A single number is needed: how many lines of the data below contain "TONI".

==================================================

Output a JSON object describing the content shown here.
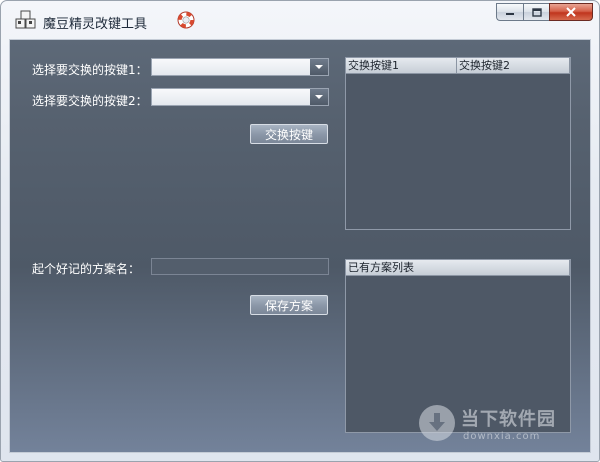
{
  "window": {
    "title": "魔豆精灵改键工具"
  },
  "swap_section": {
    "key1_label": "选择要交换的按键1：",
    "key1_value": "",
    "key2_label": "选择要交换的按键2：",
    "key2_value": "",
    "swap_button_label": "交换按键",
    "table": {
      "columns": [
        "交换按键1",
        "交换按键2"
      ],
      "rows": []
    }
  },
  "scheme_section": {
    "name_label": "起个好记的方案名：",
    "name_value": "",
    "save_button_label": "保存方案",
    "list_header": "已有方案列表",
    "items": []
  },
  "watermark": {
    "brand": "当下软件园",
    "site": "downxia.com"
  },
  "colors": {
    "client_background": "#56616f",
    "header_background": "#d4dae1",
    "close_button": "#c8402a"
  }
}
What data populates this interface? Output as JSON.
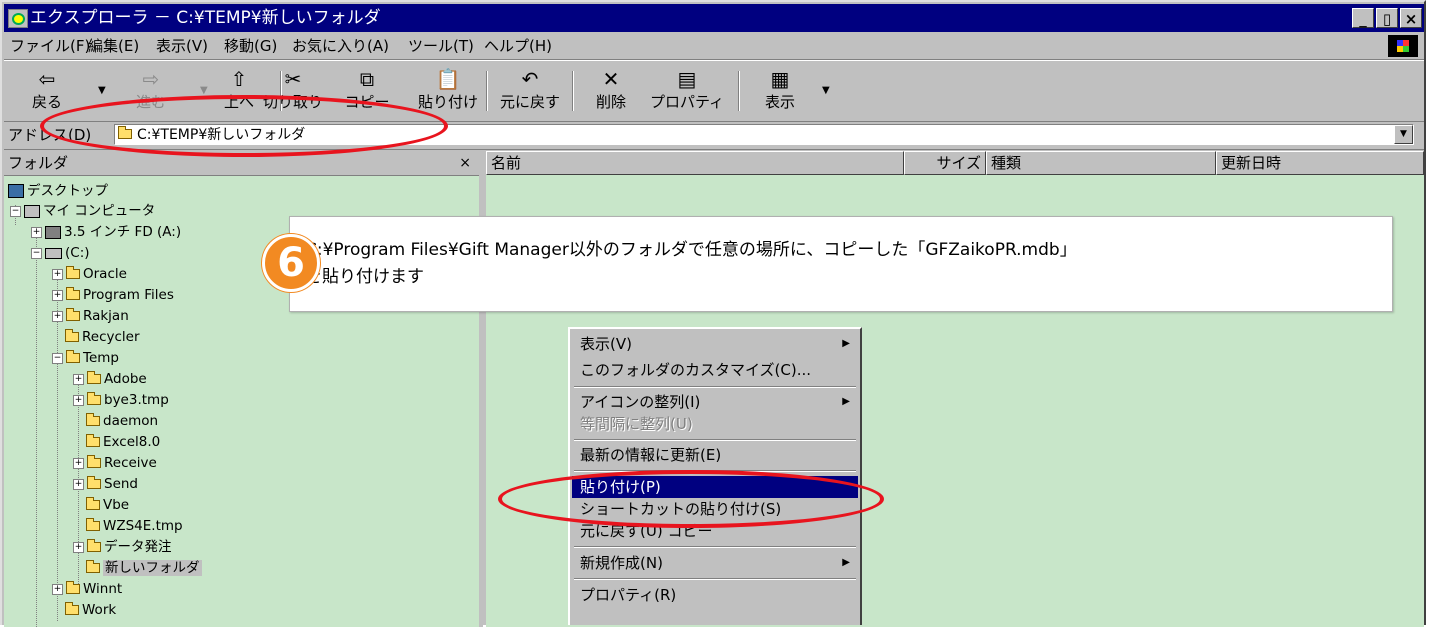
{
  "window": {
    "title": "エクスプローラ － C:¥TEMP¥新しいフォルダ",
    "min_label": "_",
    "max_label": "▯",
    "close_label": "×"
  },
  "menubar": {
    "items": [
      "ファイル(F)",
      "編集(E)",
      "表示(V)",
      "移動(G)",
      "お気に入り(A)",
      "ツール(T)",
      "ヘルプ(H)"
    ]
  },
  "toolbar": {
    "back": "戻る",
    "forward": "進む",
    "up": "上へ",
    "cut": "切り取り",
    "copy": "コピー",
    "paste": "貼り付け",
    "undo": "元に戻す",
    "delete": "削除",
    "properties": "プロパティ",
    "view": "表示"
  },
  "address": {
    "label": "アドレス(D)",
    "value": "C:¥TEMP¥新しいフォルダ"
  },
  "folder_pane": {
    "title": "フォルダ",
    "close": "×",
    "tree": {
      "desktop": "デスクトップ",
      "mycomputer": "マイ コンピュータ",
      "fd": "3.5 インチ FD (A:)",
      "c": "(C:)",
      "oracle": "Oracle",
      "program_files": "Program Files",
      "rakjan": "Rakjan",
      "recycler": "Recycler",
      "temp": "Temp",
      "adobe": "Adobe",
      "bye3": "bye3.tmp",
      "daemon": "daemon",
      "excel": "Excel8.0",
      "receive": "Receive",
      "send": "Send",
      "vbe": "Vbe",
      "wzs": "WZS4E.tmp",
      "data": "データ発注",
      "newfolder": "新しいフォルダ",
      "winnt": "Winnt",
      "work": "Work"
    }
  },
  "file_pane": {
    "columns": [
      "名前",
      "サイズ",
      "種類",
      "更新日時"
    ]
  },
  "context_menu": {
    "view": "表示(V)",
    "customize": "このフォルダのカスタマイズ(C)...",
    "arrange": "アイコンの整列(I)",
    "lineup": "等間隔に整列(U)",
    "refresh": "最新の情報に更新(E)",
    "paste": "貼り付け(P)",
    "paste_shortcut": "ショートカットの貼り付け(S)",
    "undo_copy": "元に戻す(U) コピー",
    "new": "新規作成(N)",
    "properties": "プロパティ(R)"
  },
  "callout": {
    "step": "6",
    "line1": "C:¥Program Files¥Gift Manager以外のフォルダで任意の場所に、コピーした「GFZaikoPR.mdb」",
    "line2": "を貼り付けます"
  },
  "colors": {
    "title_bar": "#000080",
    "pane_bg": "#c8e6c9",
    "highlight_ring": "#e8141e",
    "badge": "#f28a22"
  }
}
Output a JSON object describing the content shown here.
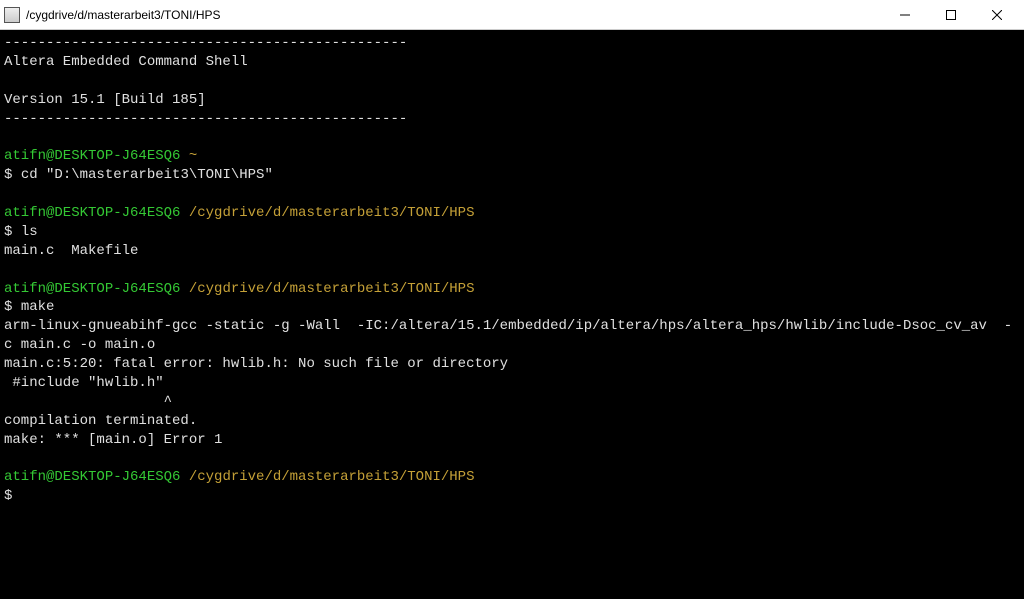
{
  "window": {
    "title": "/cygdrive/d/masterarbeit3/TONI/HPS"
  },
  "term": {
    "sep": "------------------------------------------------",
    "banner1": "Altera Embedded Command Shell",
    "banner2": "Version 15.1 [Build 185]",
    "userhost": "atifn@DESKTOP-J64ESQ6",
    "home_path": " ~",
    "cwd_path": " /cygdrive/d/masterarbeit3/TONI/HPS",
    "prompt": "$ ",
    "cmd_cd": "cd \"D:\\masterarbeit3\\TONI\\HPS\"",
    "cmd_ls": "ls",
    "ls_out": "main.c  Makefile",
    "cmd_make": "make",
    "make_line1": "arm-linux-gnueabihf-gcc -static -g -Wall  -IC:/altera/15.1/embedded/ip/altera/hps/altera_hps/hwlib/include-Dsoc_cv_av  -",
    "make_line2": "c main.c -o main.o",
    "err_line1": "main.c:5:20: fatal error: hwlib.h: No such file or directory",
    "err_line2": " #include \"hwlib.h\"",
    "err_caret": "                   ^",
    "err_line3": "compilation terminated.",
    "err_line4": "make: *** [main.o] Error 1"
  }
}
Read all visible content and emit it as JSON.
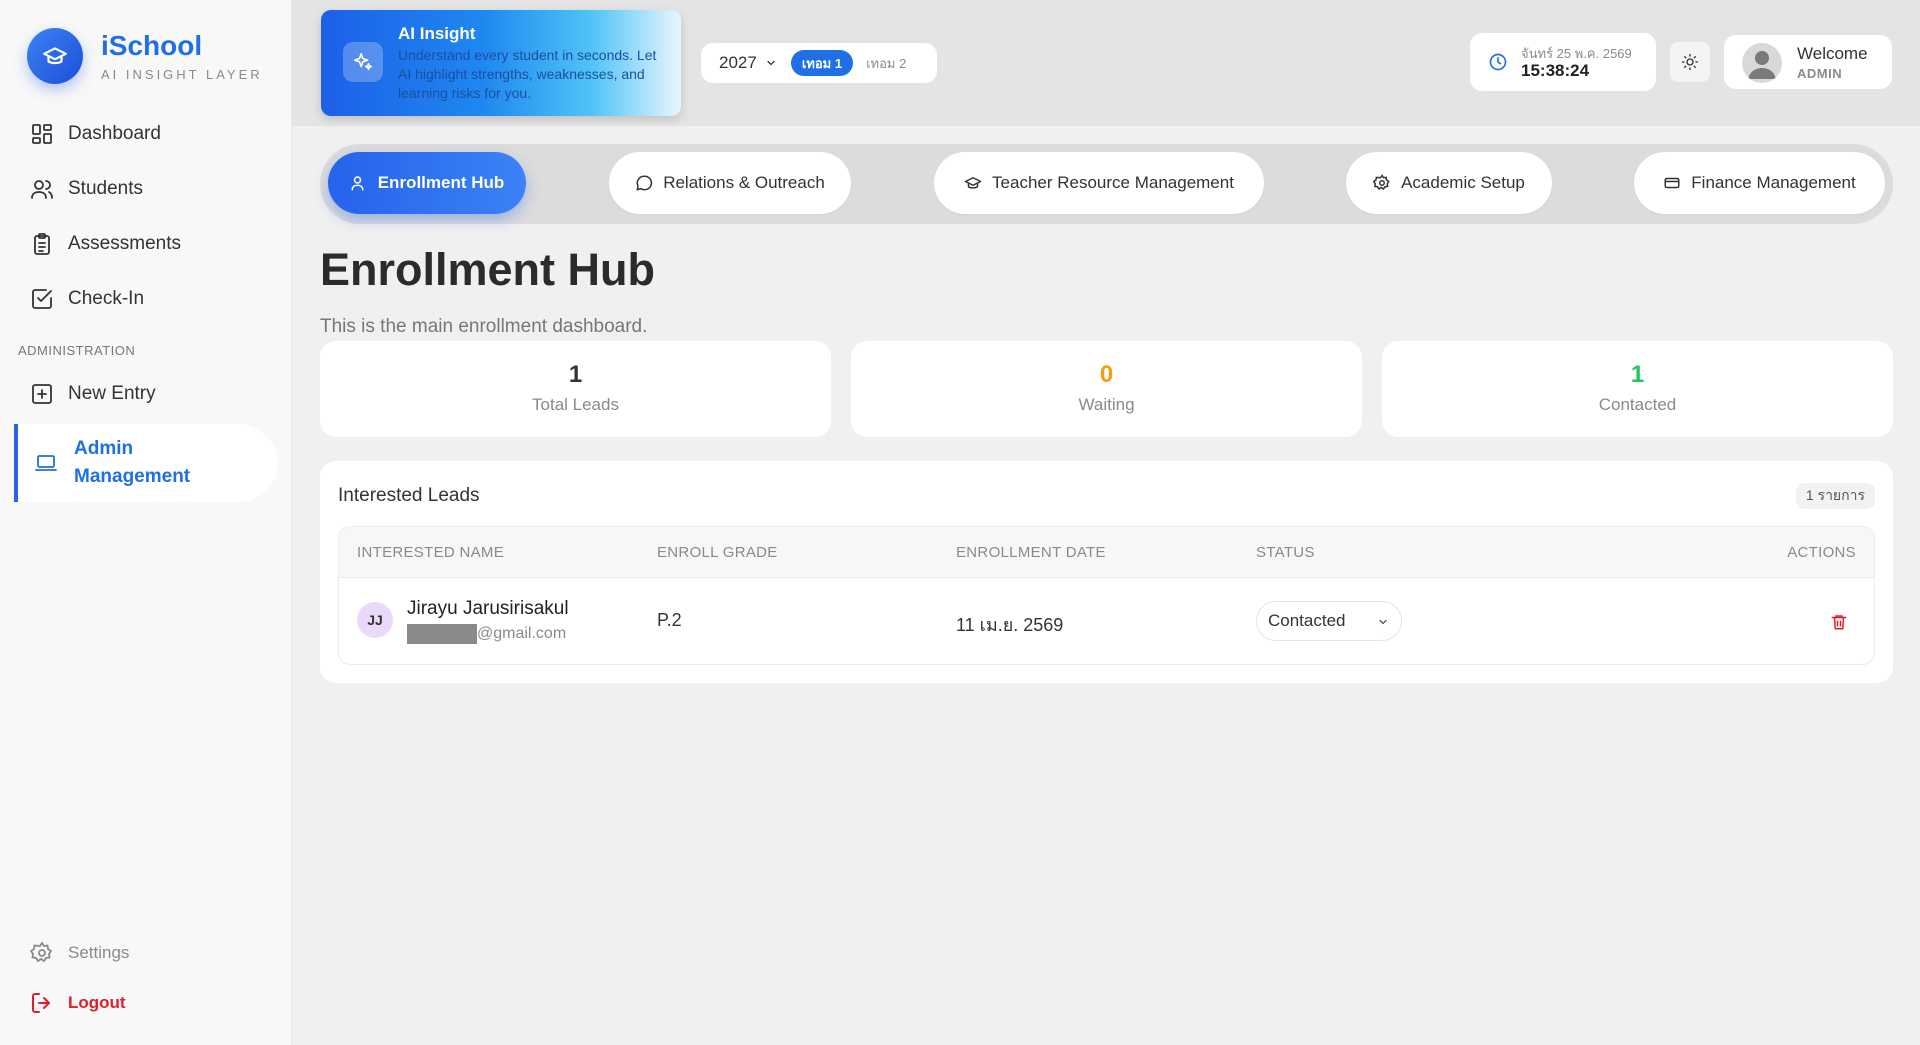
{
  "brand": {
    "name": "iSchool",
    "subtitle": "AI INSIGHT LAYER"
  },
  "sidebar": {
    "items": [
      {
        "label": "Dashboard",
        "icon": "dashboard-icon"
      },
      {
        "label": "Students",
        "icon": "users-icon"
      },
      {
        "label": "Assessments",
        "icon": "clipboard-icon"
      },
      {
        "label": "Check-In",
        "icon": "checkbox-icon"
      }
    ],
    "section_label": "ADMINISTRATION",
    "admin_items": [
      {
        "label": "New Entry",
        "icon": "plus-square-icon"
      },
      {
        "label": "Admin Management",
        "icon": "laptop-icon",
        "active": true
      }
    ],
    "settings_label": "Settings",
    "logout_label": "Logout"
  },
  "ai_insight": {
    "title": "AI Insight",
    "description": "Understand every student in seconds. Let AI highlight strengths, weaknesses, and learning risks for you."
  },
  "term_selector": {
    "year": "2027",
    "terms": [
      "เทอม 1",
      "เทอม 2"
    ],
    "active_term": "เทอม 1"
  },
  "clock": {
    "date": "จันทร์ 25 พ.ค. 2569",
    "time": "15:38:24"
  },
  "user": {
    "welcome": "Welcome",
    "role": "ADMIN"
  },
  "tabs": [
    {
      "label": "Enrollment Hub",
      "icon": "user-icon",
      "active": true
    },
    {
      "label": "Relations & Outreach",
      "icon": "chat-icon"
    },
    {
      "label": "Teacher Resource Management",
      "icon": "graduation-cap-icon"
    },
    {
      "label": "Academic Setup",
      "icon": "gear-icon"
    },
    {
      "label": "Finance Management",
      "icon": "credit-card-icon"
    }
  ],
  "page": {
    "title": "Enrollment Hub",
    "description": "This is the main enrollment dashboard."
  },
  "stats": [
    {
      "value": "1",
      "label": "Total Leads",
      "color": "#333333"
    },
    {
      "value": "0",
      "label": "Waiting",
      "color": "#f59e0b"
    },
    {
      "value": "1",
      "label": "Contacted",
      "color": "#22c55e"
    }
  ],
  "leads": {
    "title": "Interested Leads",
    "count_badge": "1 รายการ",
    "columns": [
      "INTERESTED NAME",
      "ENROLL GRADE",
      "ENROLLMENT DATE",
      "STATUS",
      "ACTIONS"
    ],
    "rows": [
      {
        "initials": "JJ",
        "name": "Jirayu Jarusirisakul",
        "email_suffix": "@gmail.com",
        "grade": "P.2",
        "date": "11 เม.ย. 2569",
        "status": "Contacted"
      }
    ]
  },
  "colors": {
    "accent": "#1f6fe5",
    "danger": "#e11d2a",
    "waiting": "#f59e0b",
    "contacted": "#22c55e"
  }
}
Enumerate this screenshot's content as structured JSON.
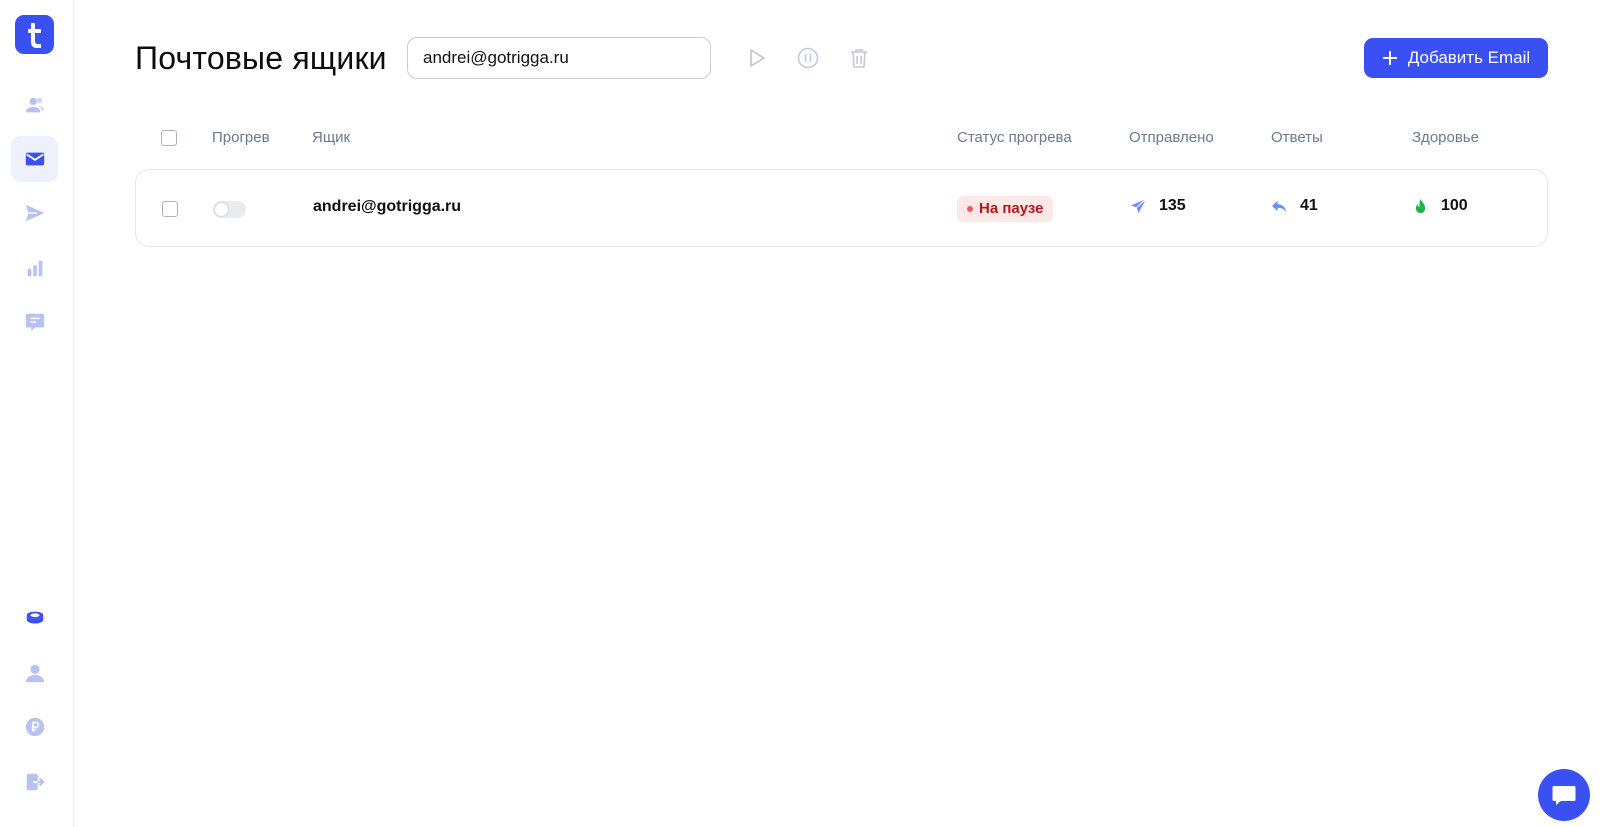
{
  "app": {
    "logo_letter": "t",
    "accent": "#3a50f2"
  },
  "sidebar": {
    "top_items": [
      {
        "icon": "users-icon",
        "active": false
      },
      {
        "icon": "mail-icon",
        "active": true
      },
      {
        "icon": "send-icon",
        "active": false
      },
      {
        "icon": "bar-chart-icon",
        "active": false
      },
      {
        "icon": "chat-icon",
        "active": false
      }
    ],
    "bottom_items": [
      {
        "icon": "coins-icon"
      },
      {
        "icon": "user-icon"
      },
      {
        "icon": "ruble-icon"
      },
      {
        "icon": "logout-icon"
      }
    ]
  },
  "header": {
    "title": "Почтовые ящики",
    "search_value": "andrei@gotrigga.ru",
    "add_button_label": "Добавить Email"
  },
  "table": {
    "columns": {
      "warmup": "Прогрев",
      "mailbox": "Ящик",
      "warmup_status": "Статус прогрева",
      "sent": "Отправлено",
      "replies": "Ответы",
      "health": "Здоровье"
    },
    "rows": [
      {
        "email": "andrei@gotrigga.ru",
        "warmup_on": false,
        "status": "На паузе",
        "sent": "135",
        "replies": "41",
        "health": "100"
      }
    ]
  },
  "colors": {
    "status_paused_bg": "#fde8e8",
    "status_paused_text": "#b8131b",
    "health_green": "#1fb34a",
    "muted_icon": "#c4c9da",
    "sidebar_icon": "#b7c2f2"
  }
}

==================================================

→ **Answer area**: 3